For next door, the Manatons' miserly landlord, Albert Folliner, is shot to death in his sitting/bedroom and apparently robbed of his miser's stash. The Special Constable who has been on his nightly rounds comes bursting into the Manatons' lodging dragging a young Canadian soldier as prisoner. The soldier is Neil Folliner, the nephew of the slain man, and the Special Constable swears he has caught the man red-handed. But Scotland Yard sends Inspector Macdonald to take over the case and when he has finished taking statements, examining the premises--both the studio and the landlord's rooms, and following up the clues that escaped the constable's nervous eyes, he finds that all may not be as straight forward as it seems. For instance--if the constable came upon Neil Folliner after the crime was committed, why have the former's footprints been overlaid by the latter's? And what happened to the loot? And is Mrs. Tubbs really just the jolly cockney charwoman that she seems to be? And what about those previous tenants of the studio?

As I told John from Pretty Sinister Books (who tried to warn me away from this one), I must have a thing for Lorac's fog-shrouded, black-out-centered mysteries, because I thoroughly enjoyed her Checkmate to Murder (1944). Inspector MacDonald is a very thorough yet very human policeman. He is never quick to judge and he has a way of seeing everything--even the things the witnesses and suspects think they've hidden properly. The mystery is fairly clued--maybe too fairly, because I figured this one out. Not absolutely every little detail, but enough that I'm calling it a win for Inspector Bev. 

But figuring out the solution fairly early didn't detract from my enjoyment. The characters are well-drawn and Mrs.Tubbs, Folliner's charwoman; Mrs. Stanton, whose garden backs up against the "murder house' and studio; Mrs. Blossum, the owner of the Green Dragon pub; and Bert Brewer, a rheumatic gardener all add a good bit of local period color to the proceedings. ★★★★ for a highly enjoyable wartime mystery.

This counts for the "Artist/Art Equipment" category on the Golden Vintage Scavenger Hunt card as well as my second entry in the 1944 edition of Rich's Crimesof Century over at Past Offenses. If you have any 1944 crime fiction hanging out on your shelves, then come join us!


J F Norris said...

Well, I found it ponderous. It took me a long time to read this one and I wasn't all that invested in any of the characters. It all seemed very familiar to me. I've read other mysteries involving artists and egomaniacal creative types and found them much more engaging. Something about this was off putting. The lead female character Roseanne was sort of a drip as I remember. Maybe I was just in a foul mood when I read it.

Bev Hankins said...

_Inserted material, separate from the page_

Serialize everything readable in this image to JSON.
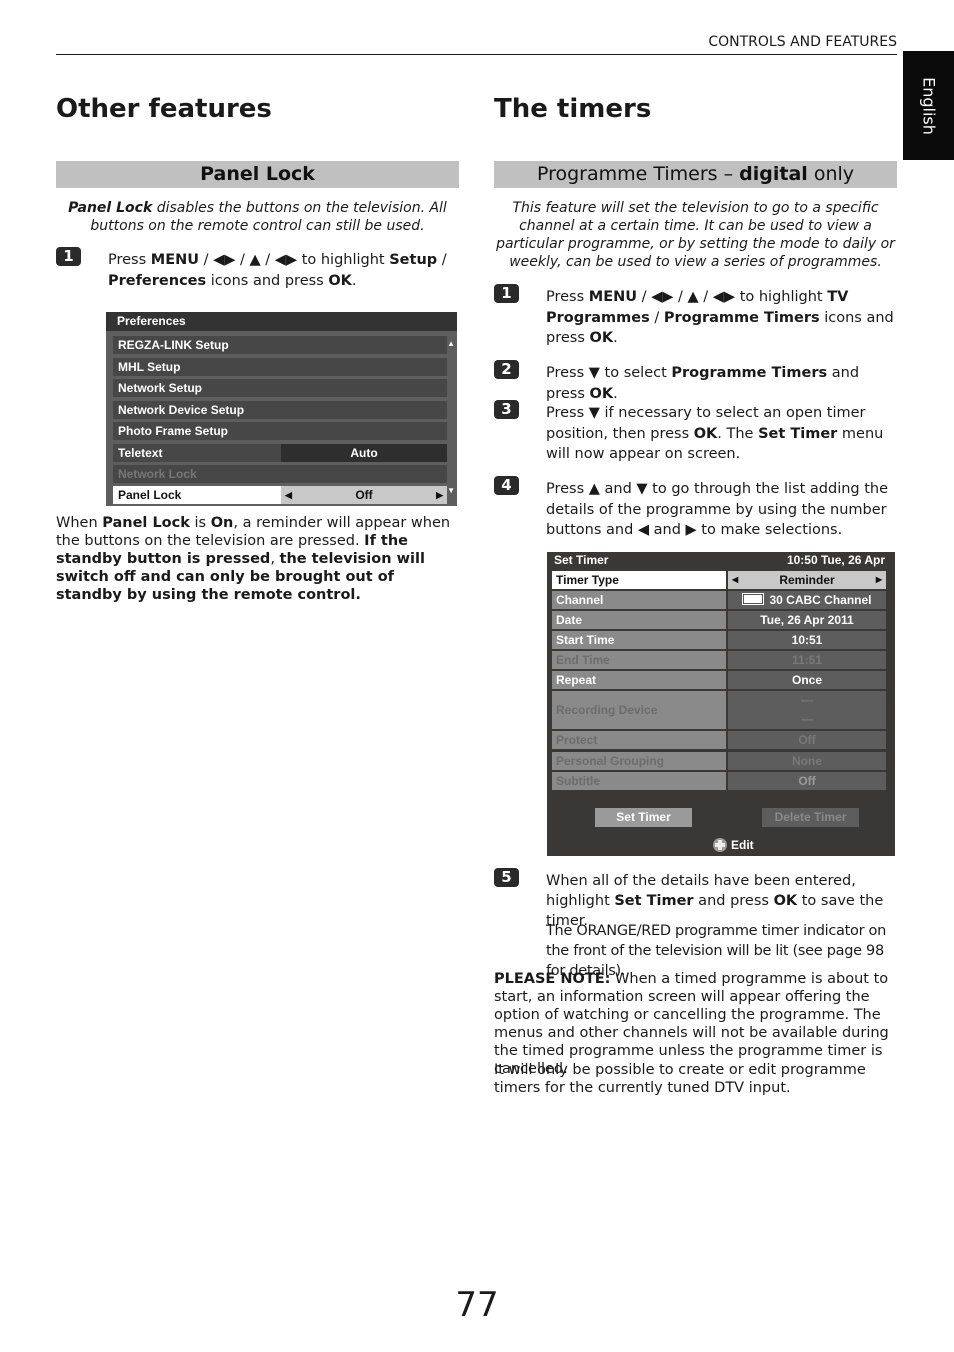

John--I've definitely been there (where my mood probably affected my reading). But, it's also just a matter of taste. We're not all going to agree on absolutely everything all of the time...and that's a good thing. :-)

fredamans said...

At least over-sharing on the clues didn't kill it for you, that's a good thing.